Male lions don’t do childcare. They don’t hunt. And yet they get first dibs on the carcasses the lionesses have spent all day chasing across the savannah. True, their manes look magnificent, but only in the sense that Prince Charles looks good in uniform and medals, even though everyone knows a lackey squeezes toothpaste on his toothbrush.
In the first episode of the Netflix series Animal, we see a panting lioness waiting her turn at the proverbial wildebeest leg, while her lord and master sates himself. Can lionesses roll their eyes? I am sure I caught a hint of ironically raised eyebrow. Why there hasn’t been a #miaowtoo movement is beyond me. Do lionesses even miaow? I am none the wiser after watching this globe-trotting hour of big cats slaughtering other wildlife in various fetching locales.
Despite the use of the latest technology, including gimbals and drones, it is not clear to me what Animal adds to our understanding of the natural world, besides having celebrities do the voiceovers (a mixed blessing, as sometimes the narration is so flat that it feels as if they literally phoned it in). That said, I quite like Rebel Wilson narrating two male koalas brawling over a female in a tree, and dog-loving Bryan Cranston explaining the hunting strategies of canine packs as if we are Jesse Pinkman and he Walter White, meticulously lecturing on how to cook pure meth. David Attenborough needn’t feel his day job is under threat, though.

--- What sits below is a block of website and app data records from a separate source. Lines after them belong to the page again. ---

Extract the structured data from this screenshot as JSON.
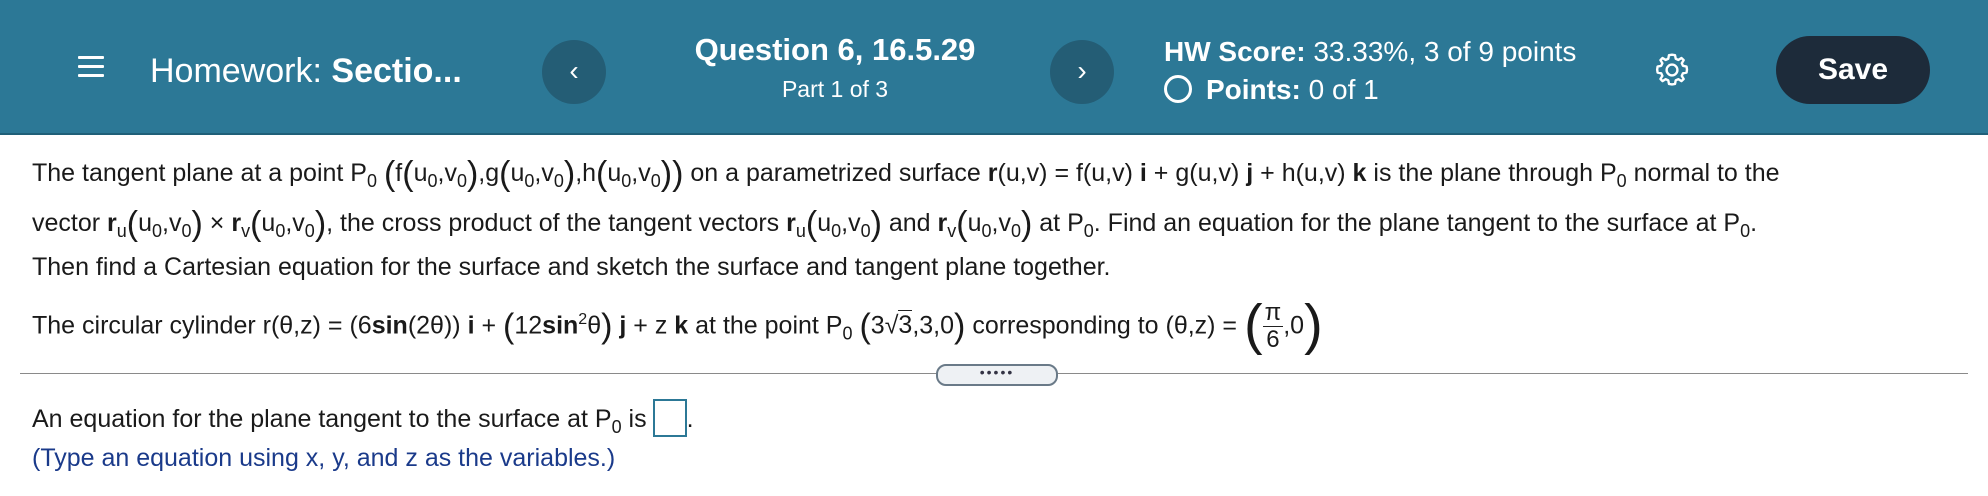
{
  "header": {
    "hw_label": "Homework:",
    "hw_name": "Sectio...",
    "prev_label": "‹",
    "next_label": "›",
    "question_title": "Question 6, 16.5.29",
    "question_part": "Part 1 of 3",
    "score_label": "HW Score:",
    "score_value": "33.33%, 3 of 9 points",
    "points_label": "Points:",
    "points_value": "0 of 1",
    "save_label": "Save",
    "colors": {
      "bar": "#2c7896",
      "save_bg": "#1d2b3a"
    }
  },
  "problem": {
    "l1_a": "The tangent plane at a point P",
    "sub0": "0",
    "l1_b": "f",
    "uv0": "u",
    "uv0_sub": "0",
    "v0": "v",
    "g": "g",
    "h": "h",
    "l1_c": "on a parametrized surface",
    "r_uv": "r",
    "l1_d": "(u,v) = f(u,v)",
    "i": "i",
    "plus": "+",
    "l1_e": "g(u,v)",
    "j": "j",
    "l1_f": "h(u,v)",
    "k": "k",
    "l1_g": "is the plane through P",
    "l1_h": "normal to the",
    "l2_a": "vector",
    "ru": "r",
    "u": "u",
    "times": "×",
    "rv": "r",
    "v": "v",
    "l2_b": ", the cross product of the tangent vectors",
    "and": "and",
    "l2_c": "at P",
    "l2_d": ". Find an equation for the plane tangent to the surface at P",
    "l2_e": ".",
    "l3": "Then find a Cartesian equation for the surface and sketch the surface and tangent plane together.",
    "l4_a": "The circular cylinder r(θ,z) = (6",
    "sin": "sin",
    "l4_b": "(2θ))",
    "l4_c": "12",
    "sin2": "sin",
    "sq": "2",
    "theta": "θ",
    "l4_d": "+ z",
    "l4_e": "at the point P",
    "pt_a": "3",
    "root": "√",
    "pt_b": "3",
    "pt_c": ",3,0",
    "l4_f": "corresponding to (θ,z) =",
    "pi": "π",
    "six": "6",
    "zero": ",0"
  },
  "divider": {
    "label": "•••••"
  },
  "answer": {
    "text_a": "An equation for the plane tangent to the surface at P",
    "sub0": "0",
    "text_b": "is",
    "period": ".",
    "hint": "(Type an equation using x, y, and z as the variables.)"
  }
}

As for Rashida Jones, I am very happy to believe any old guff she tells me, but the actor’s opening voiceover is hard to swallow. “Nothing captures our imagination like a big cat,” she tells us. Oh come on, Rashida. Why did those poets bother getting up in the morning?
We have much to learn from cats, but documentaries such as this prevent us from learning the truth about their existence. Cats do not feel the need to examine their lives, because they know they are worth living, as the philosopher John Gray explains in Feline Philosophy. Even if they could operate TV cameras, cats would never make documentaries about humans. Nor would they make dramas about themselves, because they are too busy living unreflectively. Human pathos, by contrast, is such that we keep examining our own lives, but also keep making TV shows examining other animals’ lives in a self-defeating quest to find the meaning of life. That said, I would be more likely to watch Tiger King 2 if it was made from the tigers’ perspective.
Animal is nothing if not visually arresting. One night in the Okavango Delta in Botswana, we observe a lioness as she leaves her cubs to fend for themselves while she seeks breakfast. Lions have night vision six times better than ours – and the show is virtuosic in simulating what the night world looks like to them. Here, every living thing – hunter, hunted and circling hyenas – seems illuminated from within, like the suspicious glass of milk lit with a lightbulb that Cary Grant carried upstairs with leonine menace to his wife, Joan Fontaine, in Alfred Hitchcock’s Suspicion. The doomed wildebeest’s eyes are intense beacons of light, but dim as it succumbs to the lioness. Then more pairs of eyes pop up in this black-and-white spectral landscape: a clan of hyenas looking to harass the lioness and cheat her of her prey.
Watching the series, it isn’t so much my imagination that is fired up, however, as my sense of personal inadequacy. As a five-month-old snow leopard cub stalks an ibex on a narrow ledge above a ridiculously terrifying Himalayan precipice, I contemplate my shortcomings. I don’t have a head for heights, nor a tail to act as a counterbalance, still less impossibly cute dappled paws. As for competence in acquiring dinner, I recently lost the will to live when there was an empty space on the supermarket shelf where the oat milk should have been.
Nothing cheers me up more in this series than the cub waving its paw fatuously at a just-out-of-reach ibex. Cut to the mother, who is monitoring the development of her offspring’s hunting prowess. I don’t know if ibexes who have cheated death can high-five their peers, but probably not. And they don’t make shows about ibexes or wildebeest. Just as history is never written by the losers, so wildlife documentaries rarely give the prey’s perspective. If humans were more compassionate, we would make different documentaries – not so much about the thrill of the kill as the horror.
Original posted at www.theguardian.com